1. This appeal arises out of a decision of the learned Chamber Judge upon four summonses taken out, in the matter of the liquidation of the Indian Specie Bank. In those summonses the applicant, Sorabji Nusserwanji Pochkhanawalla, calls upon the opposing parties, C.A. Patwardhan, Damodardas Hemandas, Girdharlal Harilal Mehta and Jagjiwandas Kahandas Shah to show cause why the list of contributories should not be amended, by substituting their names in place of the name of the applicant in regard to the shares specified, in the summonses. The application is made under Section 58 of the Indian Companies Act (VI of 1882) and the Court is asked to make an order upon the summonses on the ground that it has the power under Section 147 of settling the list and rectifying the register in cases in which such rectification is required in pursuance of Section 58. Section 58 provides that if the name of any person is fraudulently or without sufficient cause entered in, or omitted from, the register of members kept by any Company, or if default is made or unnecessary delay takes place, in entering on the register the fact of any person having ceased to be a member of the Company, the person or member aggrieved, or any member of the Company or the Company itself, may make an application for the rectification of the register.
2. Cases in which an application may be made concern, therefore, the acts or omissions of the Company keeping the register.
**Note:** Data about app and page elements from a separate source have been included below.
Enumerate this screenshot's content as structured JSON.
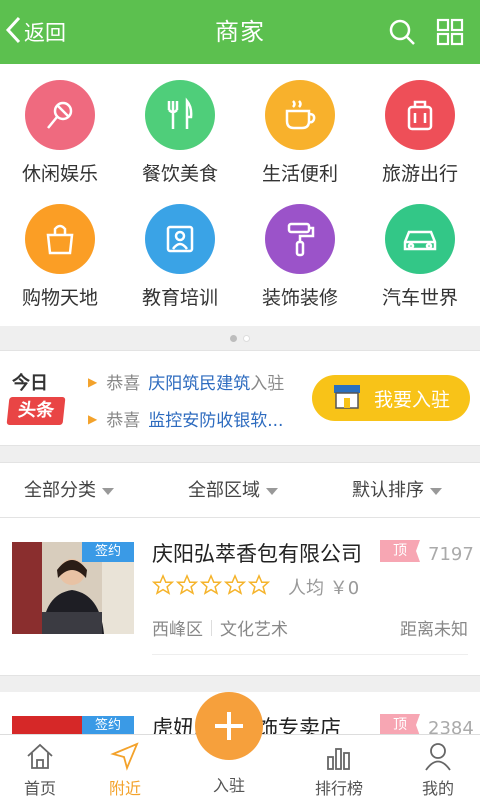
{
  "header": {
    "back_label": "返回",
    "title": "商家",
    "background_color": "#5cc04f"
  },
  "categories": [
    {
      "label": "休闲娱乐",
      "icon": "microphone-icon",
      "color": "#ef6a7f"
    },
    {
      "label": "餐饮美食",
      "icon": "fork-knife-icon",
      "color": "#4fce7a"
    },
    {
      "label": "生活便利",
      "icon": "coffee-cup-icon",
      "color": "#f8b12c"
    },
    {
      "label": "旅游出行",
      "icon": "suitcase-icon",
      "color": "#ee4f58"
    },
    {
      "label": "购物天地",
      "icon": "shopping-bag-icon",
      "color": "#fb9e25"
    },
    {
      "label": "教育培训",
      "icon": "education-icon",
      "color": "#3aa3e6"
    },
    {
      "label": "装饰装修",
      "icon": "paint-roller-icon",
      "color": "#9b53c9"
    },
    {
      "label": "汽车世界",
      "icon": "car-icon",
      "color": "#33c787"
    }
  ],
  "headline": {
    "today": "今日",
    "tag": "头条",
    "items": [
      {
        "prefix": "恭喜",
        "name": "庆阳筑民建筑",
        "suffix": "入驻"
      },
      {
        "prefix": "恭喜",
        "name": "监控安防收银软...",
        "suffix": ""
      }
    ],
    "join_label": "我要入驻"
  },
  "filters": {
    "category": "全部分类",
    "region": "全部区域",
    "sort": "默认排序"
  },
  "listings": [
    {
      "signed": "签约",
      "name": "庆阳弘萃香包有限公司",
      "badge": "顶",
      "views": "7197",
      "rating": 0,
      "avg_price": "人均 ￥0",
      "district": "西峰区",
      "category": "文化艺术",
      "distance": "距离未知"
    },
    {
      "signed": "签约",
      "name": "虎妞庆阳服饰专卖店",
      "badge": "顶",
      "views": "2384"
    }
  ],
  "bottom_nav": {
    "home": "首页",
    "nearby": "附近",
    "join": "入驻",
    "ranking": "排行榜",
    "mine": "我的"
  }
}
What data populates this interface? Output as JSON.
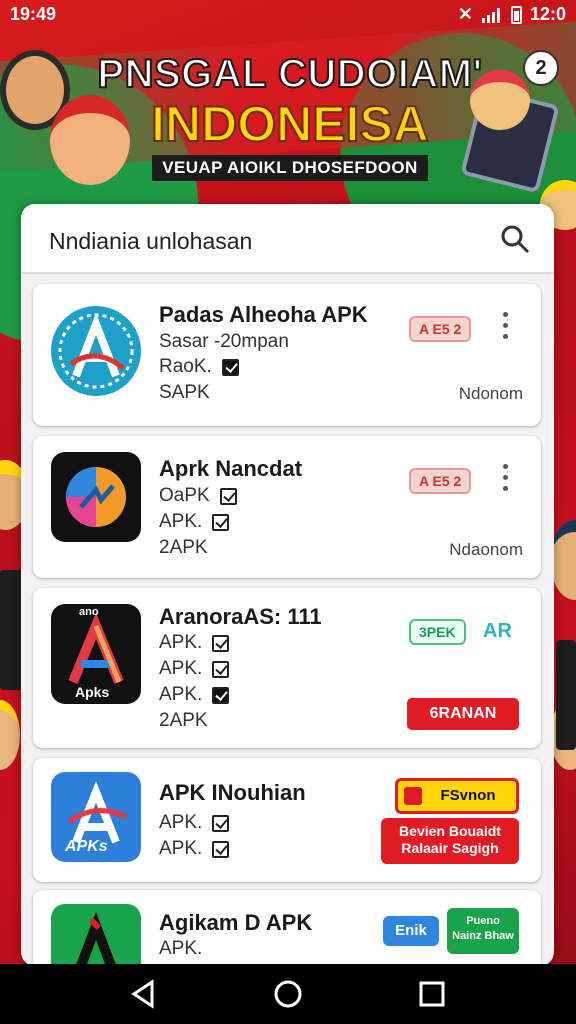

In the case of an omission appearing by reason of the fact of a person having ceased to be a member not being entered in the register, it is necessary to show that default has been made or unnecessary delay has taken place on the part of the Company keeping the register. In all other cases, it is enough to show that the name of some person is fraudulently or without sufficient cause entered in, or omitted from, the register kept by the Company. Thus the evidence in every case must be directed to the acts or omissions of the Company.
3. In the present case, the grievance is that the applicant, having sold his shares to the opponents on the summonses before the order for winding up was made, has not been entered on the register as having ceased to be a member and it would, therefore, seem that it is necessary to show default or unnecessary delay in entering that fact in the register on the part of the Company. But even if we assume that, as argued on behalf of the applicant, the case may be treated as a case of omission from the register of a person who is not complaining of the omission, still an absence of sufficient cause has to be shown, and we are of opinion that upon the evidence, no absence of sufficient cause, no default and no unnecessary delay is proved.
4. For these reasons we think that the learned Judge was right in the order passed by him which we now affirm and we dismiss the appeal with costs.